If there is anybody who could understand what it was like to be Brent or Keith Gretzky, it was Vic Howe.
"Being Gordie's brother was great," admitted Vic. "But trying to play like him, well, that was another story! At times there was a great deal of pressure on me. I know I put a lot of pressure on myself."
"There was never any doubt in my mind that Gordie was a better player than me. But it just seemed that every time I turned around, somebody was always comparing the two of us. It was just something I had to live with."
Vic recalled a specific incident back in Saskatoon with the WHL that he would relive in his career several times.
"I had a breakaway and I went in on goal but had some trouble putting the puck past the goalie." said Vic, who like Gordie played right wing. "I missed the shot. I got back over to the bench and sat down and our coach, Doug Bentley, stepped behind me and said 'Gordie wouldn't have missed that shot.' So it didn't matter what I did. It would never be good enough."
Vic Howe never seriously pursued a hockey career until his brother turned pro. Ironically, he likely never would have been given a shot at the NHL if he wasn't the brother of Gordie Howe.
Vic played parts of 3 seasons with the New York Rangers - 33 games in total - and scoring 3 goals and 7 points. His biggest highlight was getting a chance to play against Detroit and his brother.
"I can remember playing against Gordie a couple of times. I even recall lining up against him and then having to go into the corner against him for a puck. He took it easy on me and didn't give me any of the elbows he is famous for!"
"The second time I played the Wings was an amazing time because I scored the tying goal in the third period. When the goal went in, Gordie was sitting on the bench and let out a 'Yeah!'"
When he wasn't making a rare appearance with the Rangers, Vic bounced around the minor league circuit. He played in 6 different leagues ranging from Nelson British Columbia to the British Isles - where he played with the Harringay Racers.

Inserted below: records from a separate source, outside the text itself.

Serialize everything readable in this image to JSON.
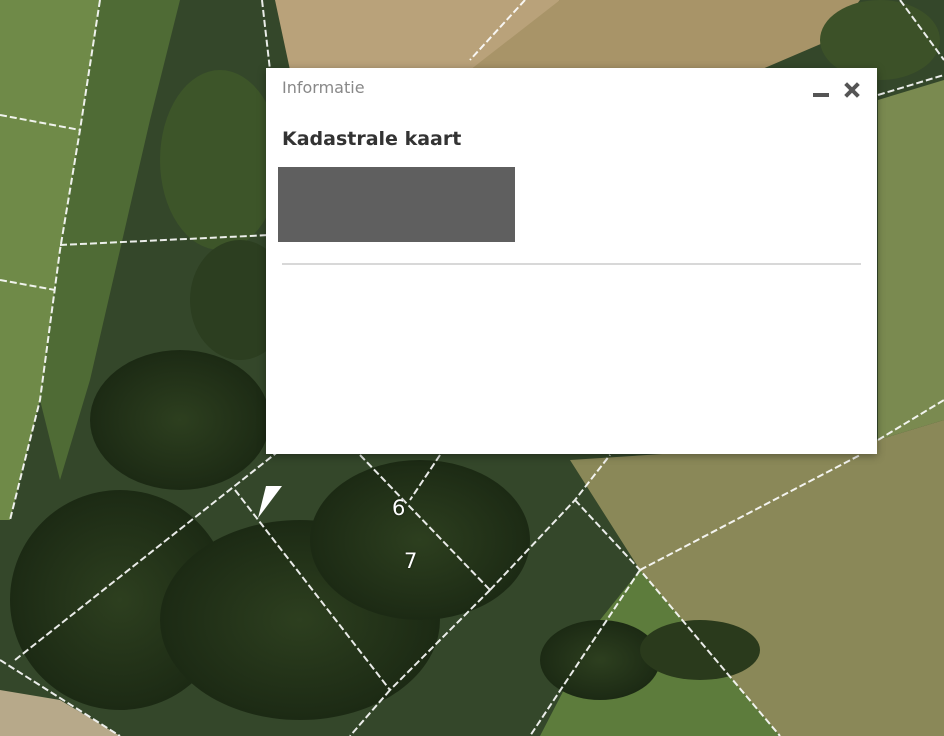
{
  "popup": {
    "title": "Informatie",
    "heading": "Kadastrale kaart",
    "minimize_label": "minimize",
    "close_label": "close"
  },
  "map": {
    "parcel_labels": [
      "6",
      "7"
    ]
  },
  "colors": {
    "popup_bg": "#ffffff",
    "redacted": "#5f5f5f",
    "parcel_line": "#ffffff"
  }
}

Vic returned to Canada and became a constable for the Canadian National Railway in Moncton, New Brunswick.